The U.S. Department of Education is preparing to collect information from states on teachers participating in alternative-route programs—and whether they disproportionately teach students with disabilities, English-language learners, and other traditionally underserved groups.
The data collection will fulfill a little-noticed provision in a spending bill that passed a year ago.
A legal ruling found that the Education Department improperly expanded the scope of the No Child Left Behind Act in permitting alternatively certified teachers to be considered “highly qualified” under the law. (The statute says teachers have to be fully certified, among other things.) Teachers in alternative-certification programs generally earn certification while teaching full time.
The lawsuit was brought by a group of advocates who generally believe that teachers should have to complete their training to be deemed highly qualified.
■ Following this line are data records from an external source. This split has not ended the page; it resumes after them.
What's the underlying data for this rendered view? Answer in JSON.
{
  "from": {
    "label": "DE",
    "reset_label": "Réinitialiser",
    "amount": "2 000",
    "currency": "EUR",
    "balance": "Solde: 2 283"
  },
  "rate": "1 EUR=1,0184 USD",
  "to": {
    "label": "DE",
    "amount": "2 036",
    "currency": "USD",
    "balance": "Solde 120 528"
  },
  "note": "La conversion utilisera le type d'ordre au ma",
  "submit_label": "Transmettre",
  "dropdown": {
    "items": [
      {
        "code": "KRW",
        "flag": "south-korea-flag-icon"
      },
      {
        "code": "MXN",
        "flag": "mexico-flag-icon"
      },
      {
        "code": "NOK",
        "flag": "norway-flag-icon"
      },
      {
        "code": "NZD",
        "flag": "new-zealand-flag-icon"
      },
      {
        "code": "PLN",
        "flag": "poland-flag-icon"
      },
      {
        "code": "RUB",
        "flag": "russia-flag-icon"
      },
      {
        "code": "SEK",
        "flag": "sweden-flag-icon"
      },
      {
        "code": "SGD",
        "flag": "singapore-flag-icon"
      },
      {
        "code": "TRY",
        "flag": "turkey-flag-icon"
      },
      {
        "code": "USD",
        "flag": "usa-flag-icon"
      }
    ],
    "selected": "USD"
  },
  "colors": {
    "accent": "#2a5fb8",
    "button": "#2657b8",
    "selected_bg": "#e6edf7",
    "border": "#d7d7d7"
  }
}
Advocates for alternative-route programs succeeded in getting Congress to allow the “loophole” to stand in the 2012 spending bill, which directed the Education Department to report on where such teachers are located by this year’s end.
A version of this article appeared in the September 25, 2013 edition of Education Week as Feds to Gather Data On Alternative Routes